DATASET EXTRACT |
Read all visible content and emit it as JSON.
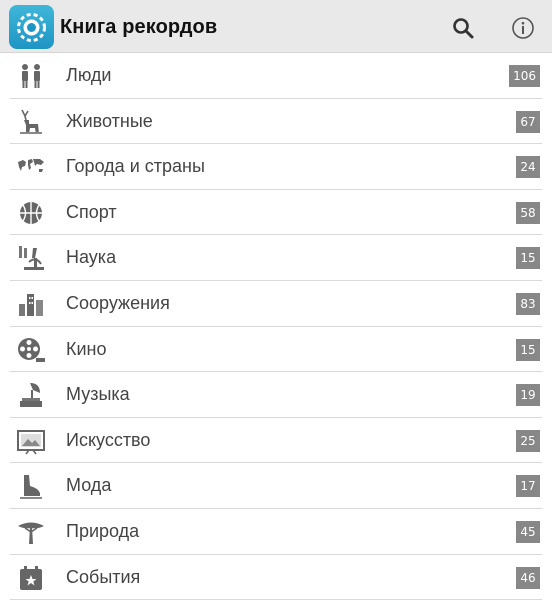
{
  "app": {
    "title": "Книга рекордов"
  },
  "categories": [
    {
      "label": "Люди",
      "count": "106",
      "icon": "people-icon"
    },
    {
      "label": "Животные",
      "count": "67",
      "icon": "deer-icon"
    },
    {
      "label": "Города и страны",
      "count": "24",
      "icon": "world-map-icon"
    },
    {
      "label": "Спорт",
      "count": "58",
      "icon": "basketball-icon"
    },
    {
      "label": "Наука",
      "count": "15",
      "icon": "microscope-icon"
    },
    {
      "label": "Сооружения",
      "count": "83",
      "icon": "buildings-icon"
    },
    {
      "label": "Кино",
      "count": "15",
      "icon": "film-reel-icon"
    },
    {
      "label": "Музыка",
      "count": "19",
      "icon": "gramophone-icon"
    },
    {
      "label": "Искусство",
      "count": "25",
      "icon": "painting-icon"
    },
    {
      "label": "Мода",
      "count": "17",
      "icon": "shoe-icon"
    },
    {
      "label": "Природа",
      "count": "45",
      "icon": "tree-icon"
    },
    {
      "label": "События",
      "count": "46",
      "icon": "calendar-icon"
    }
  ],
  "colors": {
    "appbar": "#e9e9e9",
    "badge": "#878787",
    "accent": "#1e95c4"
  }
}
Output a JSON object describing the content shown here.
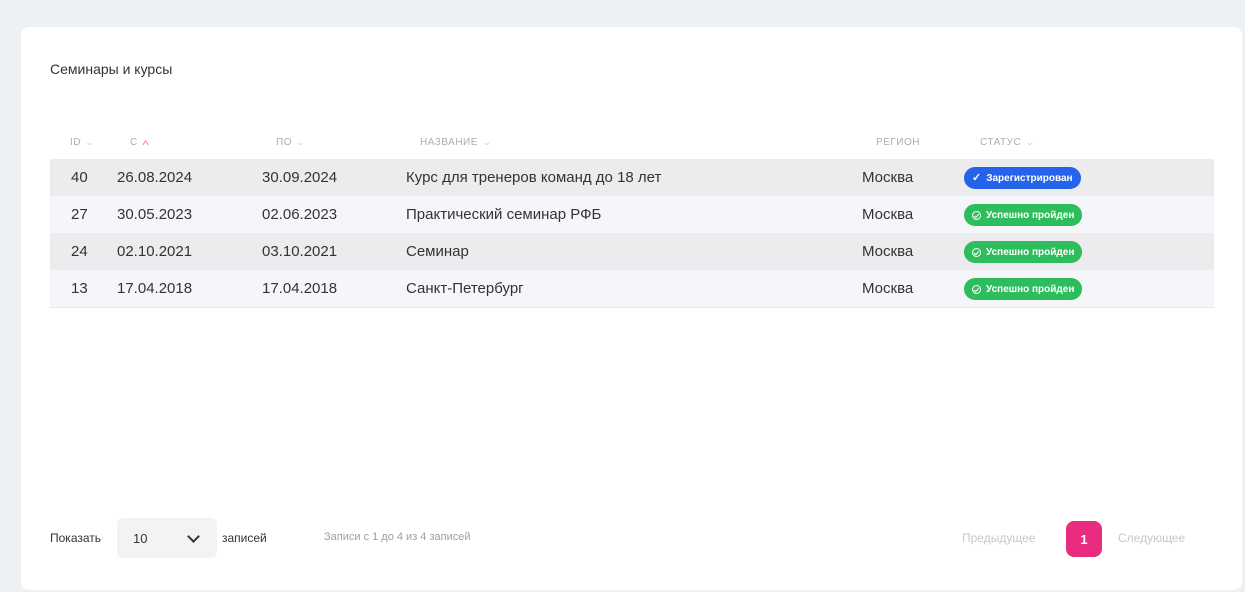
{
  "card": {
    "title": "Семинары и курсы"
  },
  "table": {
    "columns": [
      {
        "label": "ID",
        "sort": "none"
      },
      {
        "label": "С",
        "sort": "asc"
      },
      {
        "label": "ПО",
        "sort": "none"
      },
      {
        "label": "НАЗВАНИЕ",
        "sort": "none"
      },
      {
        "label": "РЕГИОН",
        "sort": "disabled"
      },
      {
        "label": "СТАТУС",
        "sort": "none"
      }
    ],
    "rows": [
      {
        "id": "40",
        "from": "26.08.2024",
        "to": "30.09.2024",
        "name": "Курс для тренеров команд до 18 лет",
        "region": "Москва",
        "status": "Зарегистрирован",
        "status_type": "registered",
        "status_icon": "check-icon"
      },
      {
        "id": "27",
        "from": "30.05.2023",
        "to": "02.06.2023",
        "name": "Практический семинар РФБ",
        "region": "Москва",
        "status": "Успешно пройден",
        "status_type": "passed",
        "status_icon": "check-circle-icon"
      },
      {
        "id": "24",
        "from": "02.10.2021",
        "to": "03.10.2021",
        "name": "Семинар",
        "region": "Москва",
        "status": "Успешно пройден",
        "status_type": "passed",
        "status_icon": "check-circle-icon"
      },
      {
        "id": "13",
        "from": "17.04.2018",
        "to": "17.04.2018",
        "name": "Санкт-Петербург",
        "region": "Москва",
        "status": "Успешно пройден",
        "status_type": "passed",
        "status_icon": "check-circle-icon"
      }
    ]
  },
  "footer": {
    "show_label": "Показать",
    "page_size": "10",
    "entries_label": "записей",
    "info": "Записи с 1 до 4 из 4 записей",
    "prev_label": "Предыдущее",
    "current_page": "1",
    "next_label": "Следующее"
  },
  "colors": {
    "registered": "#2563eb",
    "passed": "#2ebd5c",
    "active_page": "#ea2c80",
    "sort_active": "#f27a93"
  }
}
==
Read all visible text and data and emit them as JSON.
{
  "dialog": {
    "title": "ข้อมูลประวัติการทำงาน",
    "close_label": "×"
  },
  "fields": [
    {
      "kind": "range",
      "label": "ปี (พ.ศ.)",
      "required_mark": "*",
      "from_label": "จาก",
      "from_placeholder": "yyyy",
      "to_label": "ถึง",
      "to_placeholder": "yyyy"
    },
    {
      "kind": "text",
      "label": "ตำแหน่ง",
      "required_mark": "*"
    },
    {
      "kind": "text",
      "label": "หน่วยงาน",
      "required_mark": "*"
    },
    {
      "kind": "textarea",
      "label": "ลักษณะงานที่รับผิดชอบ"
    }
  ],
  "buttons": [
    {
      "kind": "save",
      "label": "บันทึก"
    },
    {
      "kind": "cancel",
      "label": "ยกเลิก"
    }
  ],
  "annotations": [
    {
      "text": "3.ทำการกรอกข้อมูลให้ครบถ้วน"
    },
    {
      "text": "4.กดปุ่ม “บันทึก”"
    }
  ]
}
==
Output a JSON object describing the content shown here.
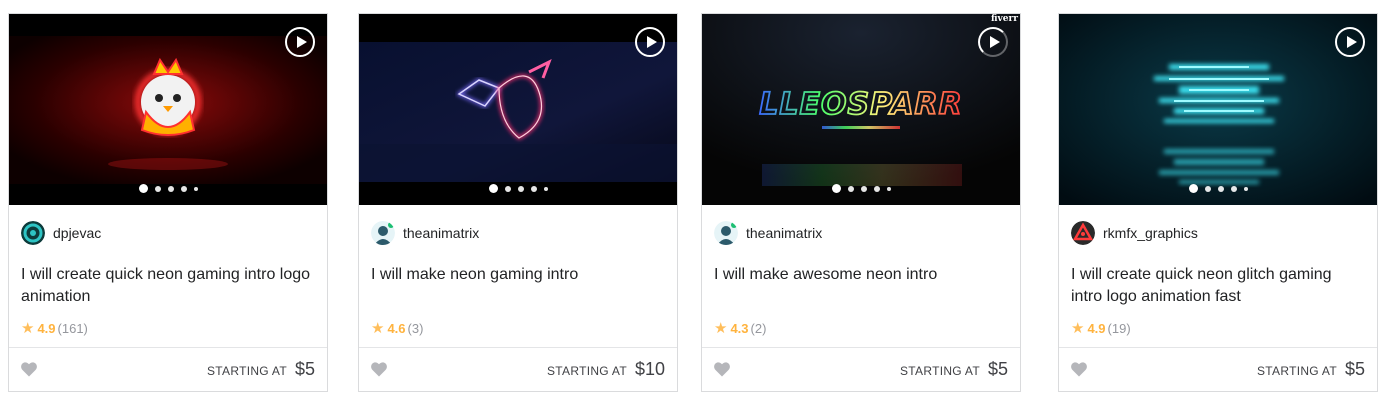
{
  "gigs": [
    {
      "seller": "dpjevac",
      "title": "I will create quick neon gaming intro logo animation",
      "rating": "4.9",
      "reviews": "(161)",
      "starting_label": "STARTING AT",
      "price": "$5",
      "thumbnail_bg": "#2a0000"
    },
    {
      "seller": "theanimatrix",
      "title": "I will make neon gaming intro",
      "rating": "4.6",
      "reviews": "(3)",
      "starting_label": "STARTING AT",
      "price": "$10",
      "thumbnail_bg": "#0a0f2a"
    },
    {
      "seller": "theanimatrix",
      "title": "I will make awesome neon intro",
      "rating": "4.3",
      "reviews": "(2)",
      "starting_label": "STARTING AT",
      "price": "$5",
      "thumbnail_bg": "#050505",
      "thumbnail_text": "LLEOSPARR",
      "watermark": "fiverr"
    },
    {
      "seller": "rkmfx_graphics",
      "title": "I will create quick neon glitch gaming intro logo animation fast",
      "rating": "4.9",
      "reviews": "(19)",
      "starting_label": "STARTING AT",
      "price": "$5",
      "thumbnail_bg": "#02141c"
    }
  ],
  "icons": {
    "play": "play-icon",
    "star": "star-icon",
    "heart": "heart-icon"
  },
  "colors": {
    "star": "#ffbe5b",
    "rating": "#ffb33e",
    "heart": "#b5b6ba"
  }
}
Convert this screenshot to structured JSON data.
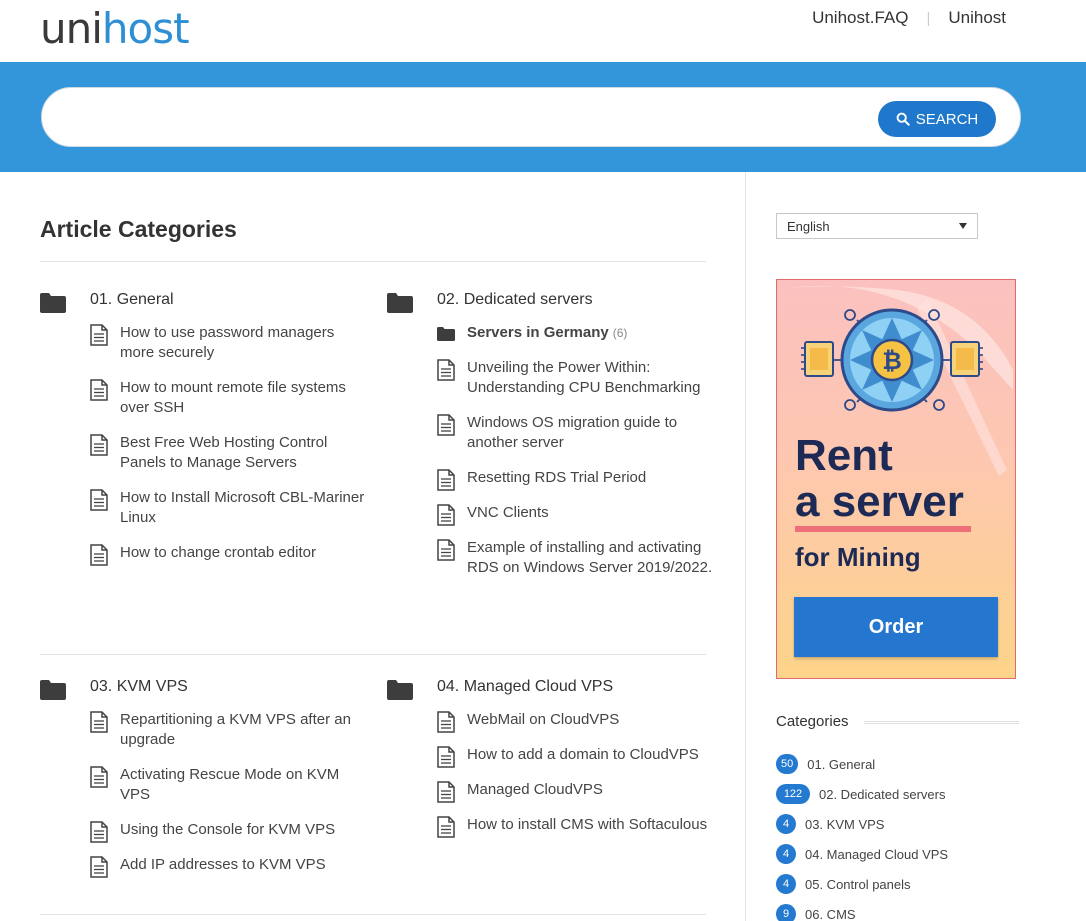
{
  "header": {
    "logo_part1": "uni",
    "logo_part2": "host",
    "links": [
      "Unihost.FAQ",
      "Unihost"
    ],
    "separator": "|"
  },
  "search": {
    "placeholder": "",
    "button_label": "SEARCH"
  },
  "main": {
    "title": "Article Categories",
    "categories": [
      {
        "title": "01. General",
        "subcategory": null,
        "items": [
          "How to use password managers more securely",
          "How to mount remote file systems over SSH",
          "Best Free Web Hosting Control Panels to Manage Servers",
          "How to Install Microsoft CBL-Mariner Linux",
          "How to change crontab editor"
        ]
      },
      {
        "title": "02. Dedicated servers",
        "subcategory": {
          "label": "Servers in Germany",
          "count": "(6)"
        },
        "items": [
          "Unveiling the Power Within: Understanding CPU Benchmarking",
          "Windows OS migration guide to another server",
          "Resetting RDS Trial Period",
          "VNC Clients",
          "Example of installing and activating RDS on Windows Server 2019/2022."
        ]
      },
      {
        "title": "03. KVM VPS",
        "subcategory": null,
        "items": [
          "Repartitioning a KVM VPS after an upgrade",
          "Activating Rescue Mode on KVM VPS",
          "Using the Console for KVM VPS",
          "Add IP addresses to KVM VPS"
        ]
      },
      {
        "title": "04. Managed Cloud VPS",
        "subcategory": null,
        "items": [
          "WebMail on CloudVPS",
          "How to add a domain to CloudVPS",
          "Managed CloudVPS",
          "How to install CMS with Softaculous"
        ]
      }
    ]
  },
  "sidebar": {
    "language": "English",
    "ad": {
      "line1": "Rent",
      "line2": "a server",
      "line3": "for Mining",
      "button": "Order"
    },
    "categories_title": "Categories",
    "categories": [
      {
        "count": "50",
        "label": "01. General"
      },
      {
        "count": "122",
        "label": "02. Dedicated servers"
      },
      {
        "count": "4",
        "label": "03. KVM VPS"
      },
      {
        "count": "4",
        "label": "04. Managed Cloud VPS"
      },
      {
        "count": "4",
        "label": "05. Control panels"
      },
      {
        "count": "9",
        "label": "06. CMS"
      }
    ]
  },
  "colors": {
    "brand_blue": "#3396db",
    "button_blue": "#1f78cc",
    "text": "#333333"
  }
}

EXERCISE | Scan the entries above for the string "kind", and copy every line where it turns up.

TASK RESULT |
      "kind": "range",
      "kind": "text",
      "kind": "text",
      "kind": "textarea",
      "kind": "save",
      "kind": "cancel",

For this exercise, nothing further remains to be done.